Zombies have been around in games for a while now, and it’s after more than two decades that the gaming is recognizing it as a cliché. However, there is one clear exception, which is undoubtedly the most well-known zombie game series in history: Resident Evil.
‘It won’t be long before this series bites the dust, no sir.’ That’s a line I’ve heard in many variants a number of times as the series has progressed. However, a good thing or not, Resident Evil still remains, being a very alive part of the horror action-adventure genre.

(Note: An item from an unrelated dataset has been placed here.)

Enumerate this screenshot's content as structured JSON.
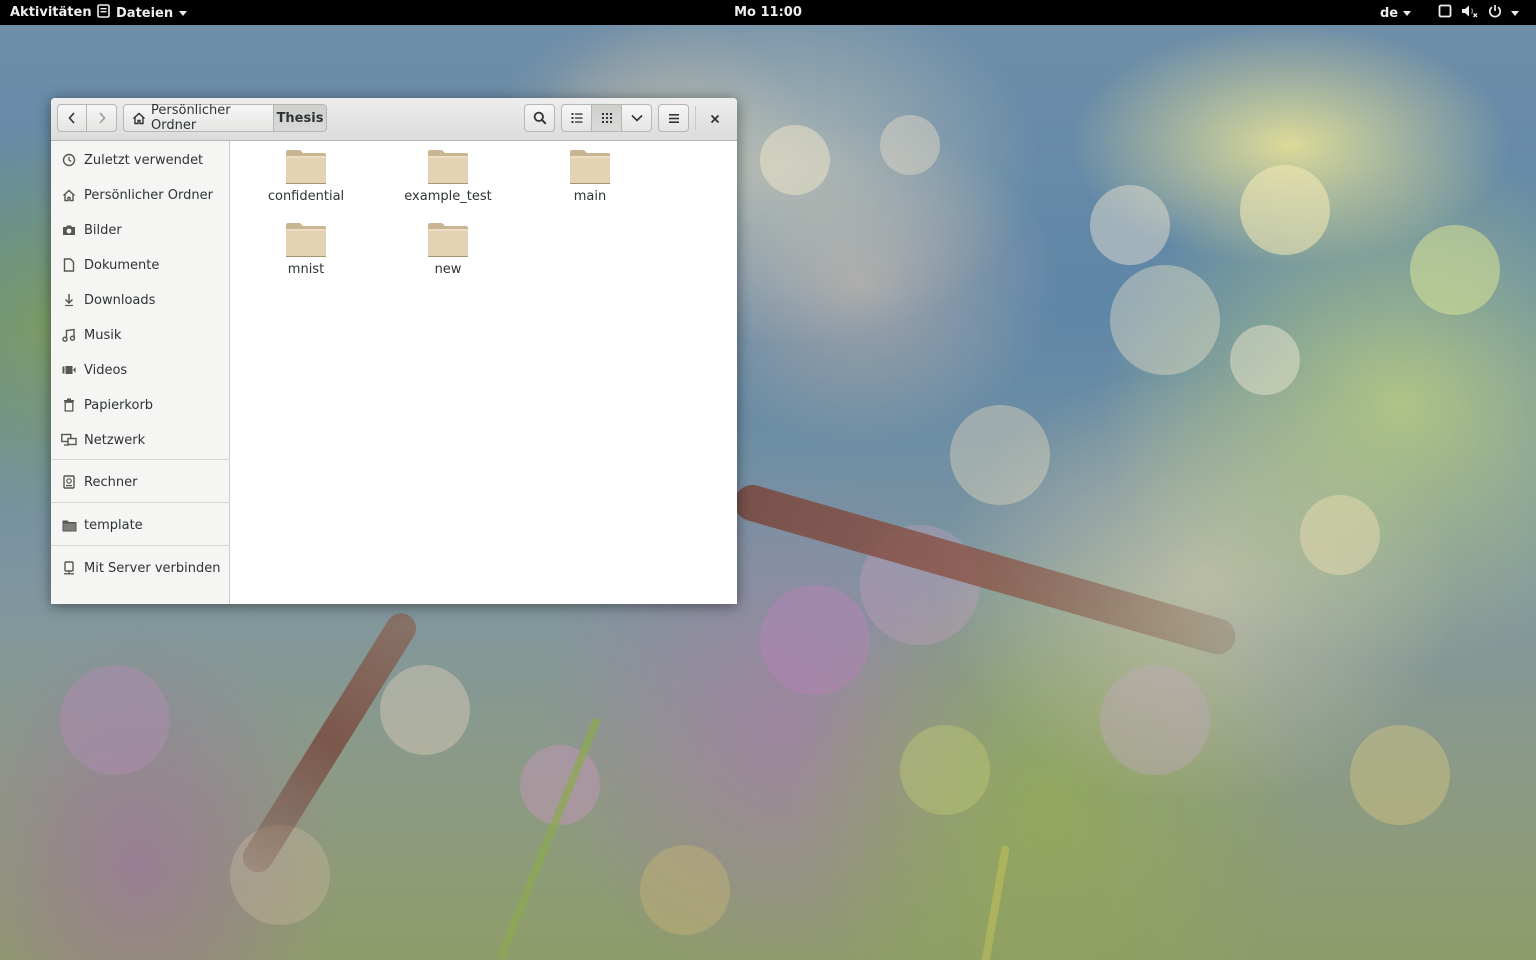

However, the new Resident Evil seems to defy all that is iconic to the series. Resident Evil: Operation Raccoon City combines the tactical squad based action gameplay that comes from Slant Six Games (developer of SOCOM) and the rest of the stuff that comes from Capcom.
It shouldn’t be surprising to oneself if an eyebrow is raised – this is certainly a rather large deviation from what we understand of the series – some of the RE worshippers might even call it ‘blasphemous’. Actually, it’s all cool if it gives a thrilling new experience. But does it?

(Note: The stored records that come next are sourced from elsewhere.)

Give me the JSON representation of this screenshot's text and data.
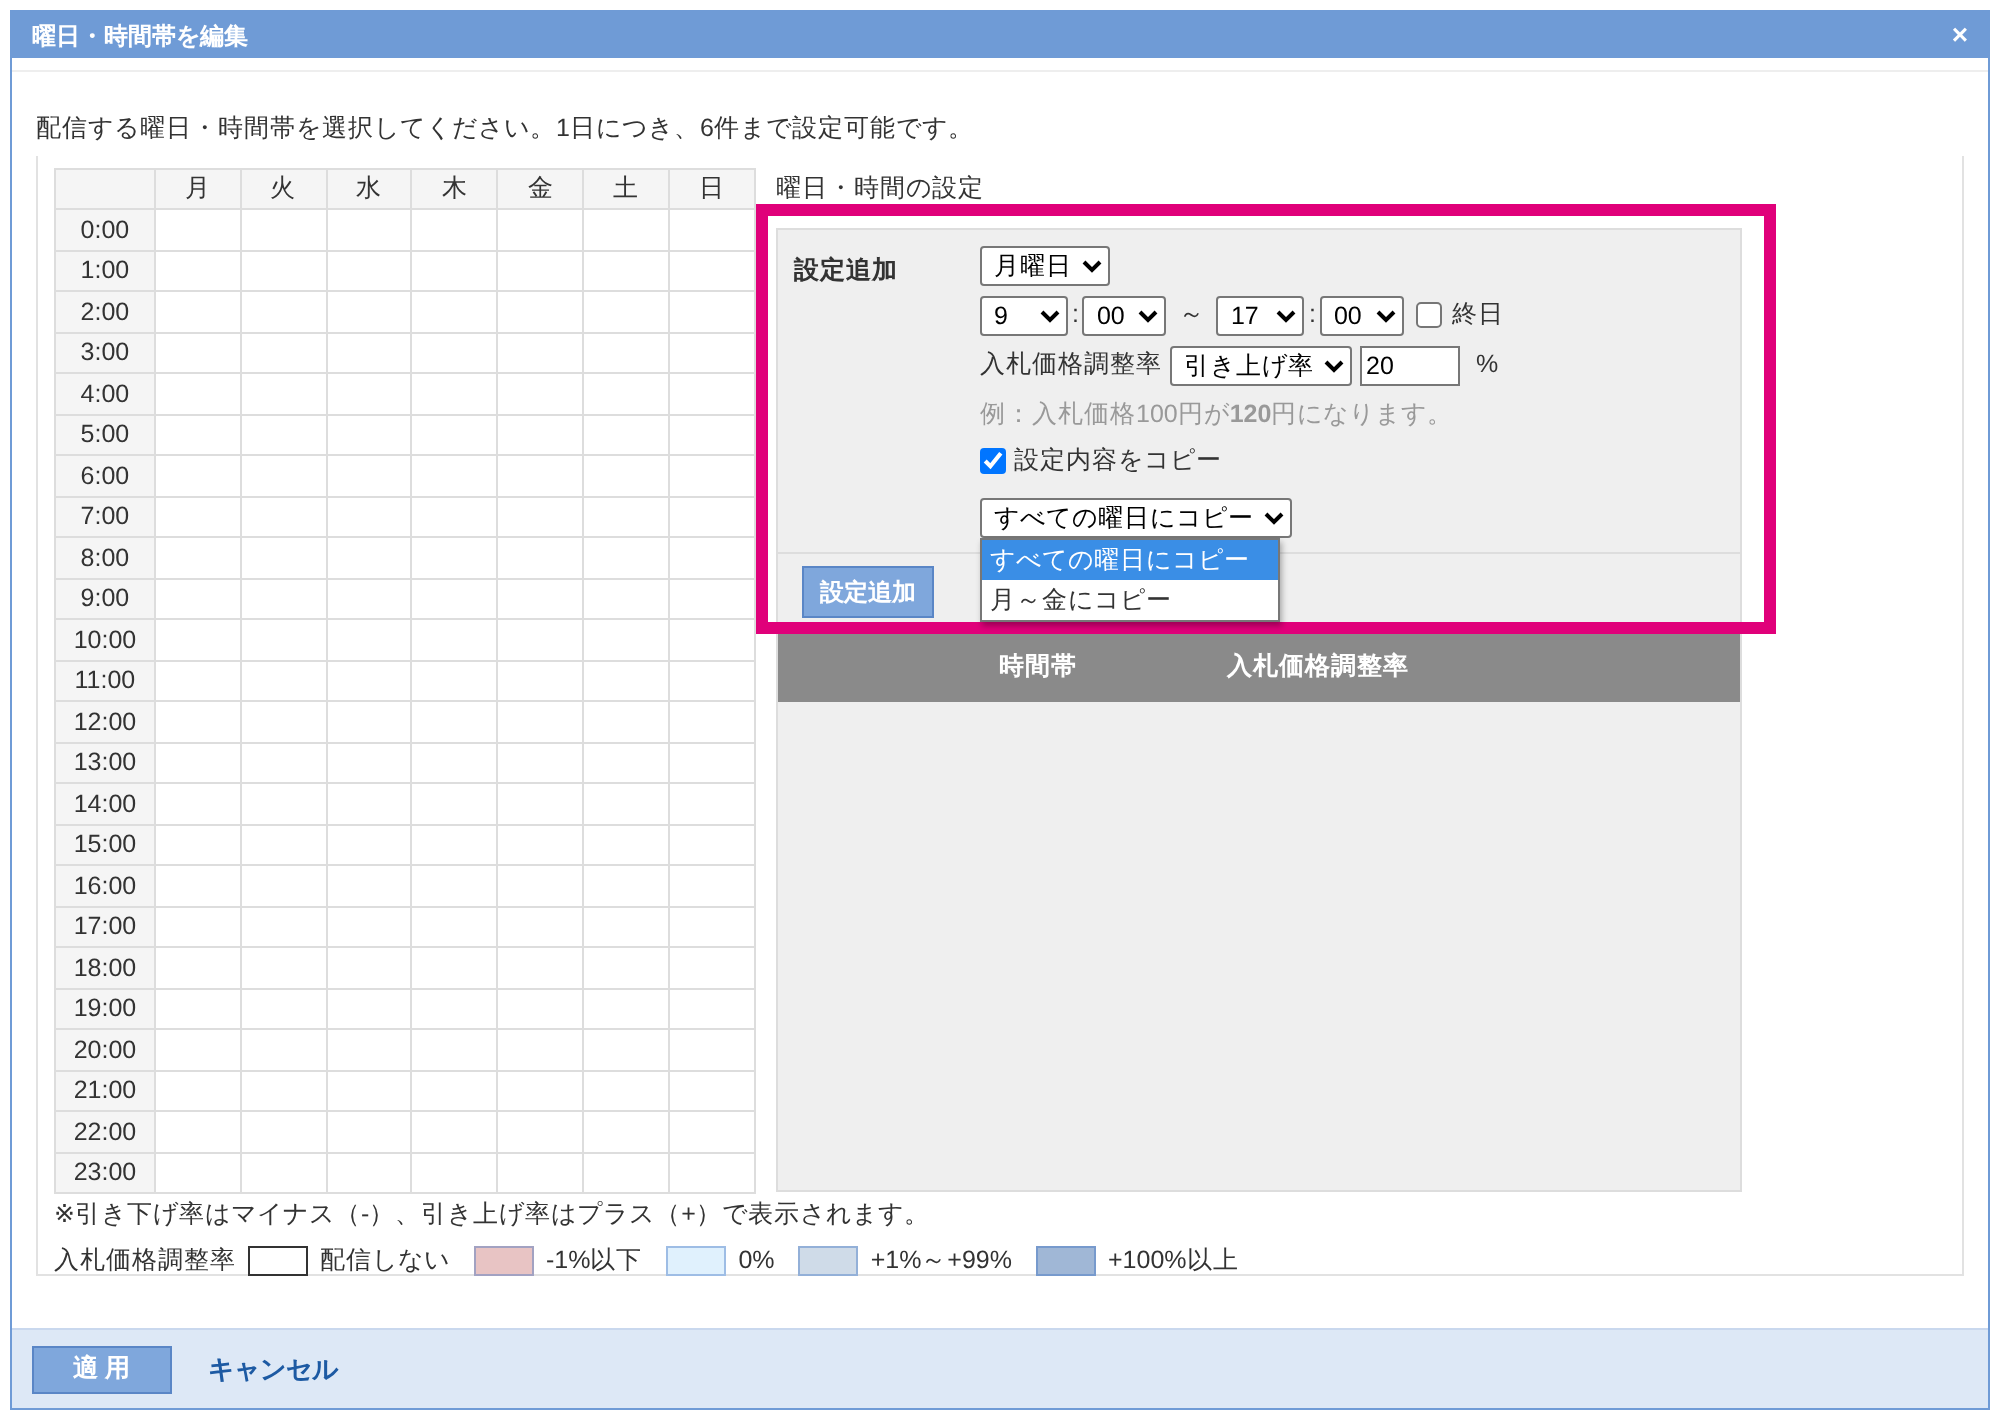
{
  "window": {
    "title": "曜日・時間帯を編集",
    "close": "×"
  },
  "instruction": "配信する曜日・時間帯を選択してください。1日につき、6件まで設定可能です。",
  "grid": {
    "columns": [
      "月",
      "火",
      "水",
      "木",
      "金",
      "土",
      "日"
    ],
    "rows": [
      "0:00",
      "1:00",
      "2:00",
      "3:00",
      "4:00",
      "5:00",
      "6:00",
      "7:00",
      "8:00",
      "9:00",
      "10:00",
      "11:00",
      "12:00",
      "13:00",
      "14:00",
      "15:00",
      "16:00",
      "17:00",
      "18:00",
      "19:00",
      "20:00",
      "21:00",
      "22:00",
      "23:00"
    ]
  },
  "settings": {
    "heading": "曜日・時間の設定",
    "label": "設定追加",
    "day": "月曜日",
    "start_hour": "9",
    "start_minute": "00",
    "range_separator": "～",
    "end_hour": "17",
    "end_minute": "00",
    "time_separator": ":",
    "all_day": {
      "label": "終日",
      "checked": false
    },
    "rate_label": "入札価格調整率",
    "rate_type": "引き上げ率",
    "rate_value": "20",
    "rate_unit": "%",
    "example": "例：入札価格100円が**120**円になります。",
    "copy": {
      "label": "設定内容をコピー",
      "checked": true
    },
    "copy_target": "すべての曜日にコピー",
    "copy_options": [
      {
        "label": "すべての曜日にコピー",
        "selected": true
      },
      {
        "label": "月～金にコピー",
        "selected": false
      }
    ],
    "add_button": "設定追加",
    "list_columns": [
      "時間帯",
      "入札価格調整率"
    ]
  },
  "note": "※引き下げ率はマイナス（-）、引き上げ率はプラス（+）で表示されます。",
  "legend": {
    "label": "入札価格調整率",
    "items": [
      {
        "label": "配信しない",
        "color": "#ffffff"
      },
      {
        "label": "-1%以下",
        "color": "#e8c4c4"
      },
      {
        "label": "0%",
        "color": "#e0f1fd"
      },
      {
        "label": "+1%～+99%",
        "color": "#cfdbe8"
      },
      {
        "label": "+100%以上",
        "color": "#a0b7d6"
      }
    ]
  },
  "footer": {
    "apply": "適 用",
    "cancel": "キャンセル"
  }
}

In Operation Raccoon City, you will be controlling a squad of the Umbrella Security Service, performing the dirtiest and most unethical of jobs like eliminating evidence of illegal activities in Umbrella, mercilessly killing survivors that may be potential eye-witnesses to the disaster in Raccoon City, and fighting against the Special Operations team that attempts to unveil the deeds of the company. To put it simply, you’re the bad guys; and yes, this game is set in between Resident Evil 2 and Resident Evil 3: Nemesis.
There are six operatives in the Umbrella Security Service (USS), of which 3 have cheesy names; Vector, Beltway, Spectre, Four Eyes, Lupo and Bertha, each controllable and each with his/her own unique skills.
Vector is the team’s recon specialist with a cloaking ability, Beltway is an explosives specialist, Bertha is the team medic, Spectre is the surveillance class and sharpshooter, Four Eyes is a scientist with the ability to program the bio-organic weapons, and Lupo is an Assault class/Team Leader. In short, there is nothing similar in-terms of gameplay between this game and the other Resident Evil games.
Everything seems acceptable here, but the in-depth scrutiny of the title reveals a few rather big disappointments. The AI is extremely stupid – you’d expect that from a zombie, but not your partners, who tend behave in an almost pitiful manner, many times completely ignoring the enemies or becoming a source of intrusion in your progression, which makes them end up looking more like fancy cosplay models rather than useful hardcore operatives.
As if your teammates being amazingly incompetent wasn’t bad enough, the enemies are much worse – not the zombies; forget the zombies – this is the ‘good guys’ (who you’ll shooting throughout a large portion of the game) I’m talking about. Most of the times they won’t notice your existence – yes, it is slightly dark, but that’s no excuse of not being able to see a distinct Umbrella enemy two feet away from your face. Moreover, these brainless punks don’t die, and don’t really try too much to kill you either.
Ok, forget the AI, at least there is the interesting squad based customization and weaponry that will offer some interesting gameplay, which is what is being claimed by Capcom (I was just about to write Umbrella) and Slant Six Games. Well, that isn’t true either. The squad based system is mainstream, in the sense that it is quite similar to that of SOCOM, a trait that shouldn’t be too surprising for a developer that hasn’t experimented too much with genres.
Then there are the more expected hitches that make potentially good ideas look oh-so-forgettable. The camera angles aren’t too good – a serious issue for a third person game, and the quick time animations tend to assume that everyone is Samurai Jack on speed.
It’s not all bad news though. The game still has the ‘Capcom’ part of it, and though the human enemies are just fancy replacements of bulls-eye with a lot of sustenance, there are probably more than just a few intriguing missions and scenarios that make you yell ‘oh ****!’.
Even the simple SOCOM styled squad based play in a world that is much harsher and darker is captivating, despite being acquainted to. The cover-based system works well most of the times, and though it gives a Gears of War feeling, it has its own distinct pace that sets it apart from other such conventions.
There’s no telling how this game will be when it comes to the west in March. I’m expecting a few translation errors (and iconic feature of the RE games) and maybe a bit of unrest because of the new formula, but nothing can really be concluded right now except that gamers shouldn’t try to find the signature RE aspects in this game, and not to expect it to be Resident Evil 6, because it isn’t.